• Oct 17th 2008, 06:29 PM
Jhevon
Quote:

Originally Posted by Chris L T521
Ha.

Or you can cheat... :p

$\displaystyle \lim_{x\to\infty}\frac{x}{x+1}=\frac{1}{1}=1$.

In general,

$\displaystyle \lim_{x\to\infty}\frac{a_nx^n+a_{n-1}x^{n-1}+\dots+a_2x^2+a_1x+a_0}{b_mx^m+b_{m-1}x^{m-1}+\dots+b_2x^2+b_1x+b_0}=\left\{\begin{array}{rl} 0&\text{when }m>n\\ \displaystyle\frac{a_n}{b_m}&\text{when }m=n\\\infty&\text{when }m<n\end{array}\right.$

--Chris

excellent summary. the OP should bare in mind that he should watch his signs for the m < n case. you can get $\displaystyle - \infty$ depending on the coefficients of $\displaystyle x^n$ and $\displaystyle x^m$.

a similar outcome is of course generated by taking the limit as $\displaystyle x \to - \infty$, it this case, you also have to watch out how the values of n and m change the signs
• Oct 17th 2008, 06:30 PM
Chris L T521
Quote:

Originally Posted by Jhevon
excellent summary. the OP should bare in mind that he should watch his signs for the m < n case. you can get $\displaystyle - \infty$ depending on the coefficients of $\displaystyle x^n$ and $\displaystyle x^m$.

a similar outcome is of course generated by taking the limit as $\displaystyle x \to - \infty$

Yup...I just focused on the case with $\displaystyle x\to\infty$
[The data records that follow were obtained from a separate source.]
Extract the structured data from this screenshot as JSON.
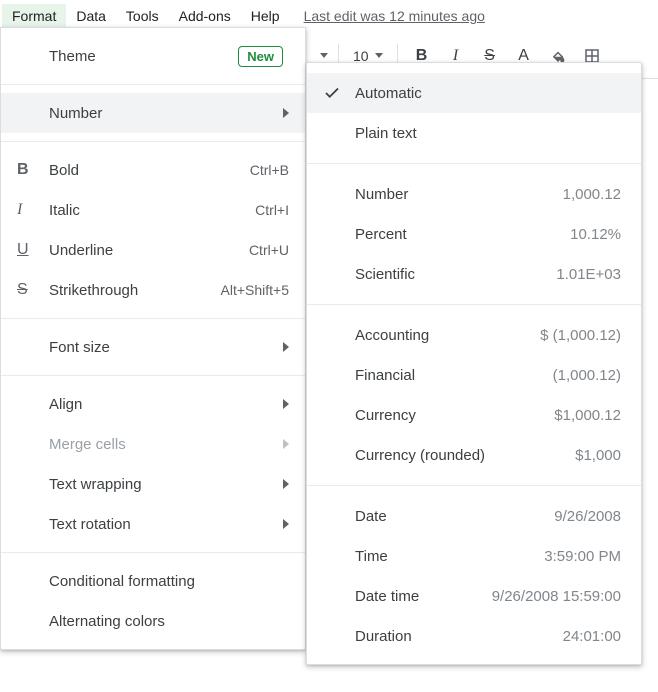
{
  "menubar": {
    "items": [
      "Format",
      "Data",
      "Tools",
      "Add-ons",
      "Help"
    ],
    "edit_status": "Last edit was 12 minutes ago"
  },
  "toolbar": {
    "font_size": "10"
  },
  "format_menu": {
    "theme": {
      "label": "Theme",
      "badge": "New"
    },
    "number": {
      "label": "Number"
    },
    "bold": {
      "label": "Bold",
      "shortcut": "Ctrl+B"
    },
    "italic": {
      "label": "Italic",
      "shortcut": "Ctrl+I"
    },
    "underline": {
      "label": "Underline",
      "shortcut": "Ctrl+U"
    },
    "strike": {
      "label": "Strikethrough",
      "shortcut": "Alt+Shift+5"
    },
    "font_size": {
      "label": "Font size"
    },
    "align": {
      "label": "Align"
    },
    "merge": {
      "label": "Merge cells"
    },
    "wrap": {
      "label": "Text wrapping"
    },
    "rotation": {
      "label": "Text rotation"
    },
    "cond": {
      "label": "Conditional formatting"
    },
    "alt": {
      "label": "Alternating colors"
    }
  },
  "number_menu": {
    "automatic": {
      "label": "Automatic"
    },
    "plain": {
      "label": "Plain text"
    },
    "number": {
      "label": "Number",
      "example": "1,000.12"
    },
    "percent": {
      "label": "Percent",
      "example": "10.12%"
    },
    "scientific": {
      "label": "Scientific",
      "example": "1.01E+03"
    },
    "accounting": {
      "label": "Accounting",
      "example": "$ (1,000.12)"
    },
    "financial": {
      "label": "Financial",
      "example": "(1,000.12)"
    },
    "currency": {
      "label": "Currency",
      "example": "$1,000.12"
    },
    "currency_r": {
      "label": "Currency (rounded)",
      "example": "$1,000"
    },
    "date": {
      "label": "Date",
      "example": "9/26/2008"
    },
    "time": {
      "label": "Time",
      "example": "3:59:00 PM"
    },
    "datetime": {
      "label": "Date time",
      "example": "9/26/2008 15:59:00"
    },
    "duration": {
      "label": "Duration",
      "example": "24:01:00"
    }
  }
}
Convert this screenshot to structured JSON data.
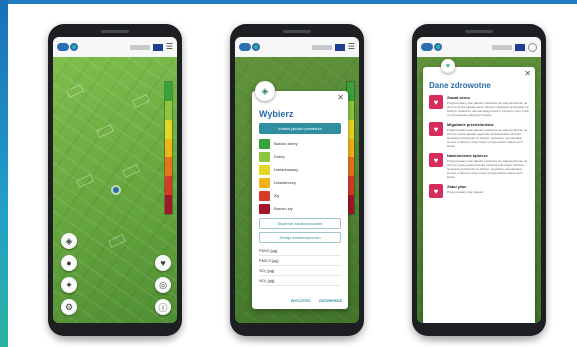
{
  "app": {
    "brand_color": "#2b6fb3",
    "accent_color": "#2f8fa1",
    "icons": [
      "app-logo",
      "eu-flag",
      "hamburger-menu",
      "profile-icon"
    ]
  },
  "phone1": {
    "scale_colors": [
      "#3aa23a",
      "#8cc63f",
      "#e4d623",
      "#f2b21a",
      "#e8731a",
      "#d93a26",
      "#a1162a"
    ],
    "fab_left": [
      "layers-icon",
      "location-icon",
      "compass-icon"
    ],
    "fab_right": [
      "shield-icon",
      "locate-icon",
      "info-icon"
    ]
  },
  "phone2": {
    "title": "Wybierz",
    "selected": "Indeks jakości powietrza",
    "levels": [
      {
        "label": "Bardzo dobry",
        "color": "#3aa23a"
      },
      {
        "label": "Dobry",
        "color": "#8cc63f"
      },
      {
        "label": "Umiarkowany",
        "color": "#e4d623"
      },
      {
        "label": "Dostateczny",
        "color": "#f2b21a"
      },
      {
        "label": "Zły",
        "color": "#d93a26"
      },
      {
        "label": "Bardzo zły",
        "color": "#a1162a"
      }
    ],
    "btn1": "Stężenie zanieczyszczeń",
    "btn2": "Emisja zanieczyszczeń",
    "metrics": [
      "PM10 [µg]",
      "PM2,5 [µg]",
      "SO₂ [µg]",
      "NO₂ [µg]"
    ],
    "cancel": "WYCZYŚĆ",
    "confirm": "ZATWIERDŹ"
  },
  "phone3": {
    "title": "Dane zdrowotne",
    "items": [
      {
        "name": "Zawał serca",
        "desc": "Prognozowany stan jakości powietrza nie wpływa istotnie na wzrost ryzyka zawału serca. Możesz spokojnie przebywać na wolnym powietrzu, ale pamiętaj proszę o zdrowym stylu życia i przyjmowaniu zaleconych leków."
      },
      {
        "name": "Migotanie przedsionków",
        "desc": "Prognozowany stan jakości powietrza nie wpływa istotnie na wzrost ryzyka napadu migotania przedsionków. Możesz spokojnie przebywać na wolnym powietrzu, ale pamiętaj proszę o zdrowym stylu życia i przyjmowaniu zaleconych leków."
      },
      {
        "name": "Nadciśnienie tętnicze",
        "desc": "Prognozowany stan jakości powietrza nie wpływa istotnie na wzrost ryzyka podwyższenia ciśnienia tętniczego. Możesz spokojnie przebywać na wolnym powietrzu, ale pamiętaj proszę o zdrowym stylu życia i przyjmowaniu zaleconych leków."
      },
      {
        "name": "Zator płuc",
        "desc": "Prognozowany stan jakości"
      }
    ]
  }
}
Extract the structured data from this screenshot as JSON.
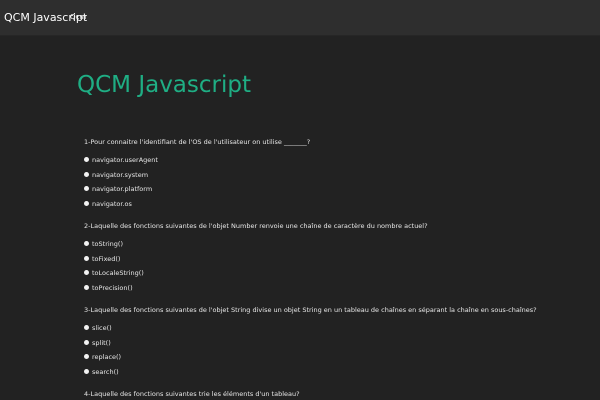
{
  "navbar": {
    "brand": "QCM Javascript",
    "link": "Qcm"
  },
  "page": {
    "title": "QCM Javascript"
  },
  "questions": [
    {
      "text": "1-Pour connaitre l'identifiant de l'OS de l'utilisateur on utilise _______?",
      "options": [
        "navigator.userAgent",
        "navigator.system",
        "navigator.platform",
        "navigator.os"
      ]
    },
    {
      "text": "2-Laquelle des fonctions suivantes de l'objet Number renvoie une chaîne de caractère du nombre actuel?",
      "options": [
        "toString()",
        "toFixed()",
        "toLocaleString()",
        "toPrecision()"
      ]
    },
    {
      "text": "3-Laquelle des fonctions suivantes de l'objet String divise un objet String en un tableau de chaînes en séparant la chaîne en sous-chaînes?",
      "options": [
        "slice()",
        "split()",
        "replace()",
        "search()"
      ]
    },
    {
      "text": "4-Laquelle des fonctions suivantes trie les éléments d'un tableau?"
    }
  ]
}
I'm to tired to type out what happens when $\displaystyle x\to-\infty$ :D

--Chris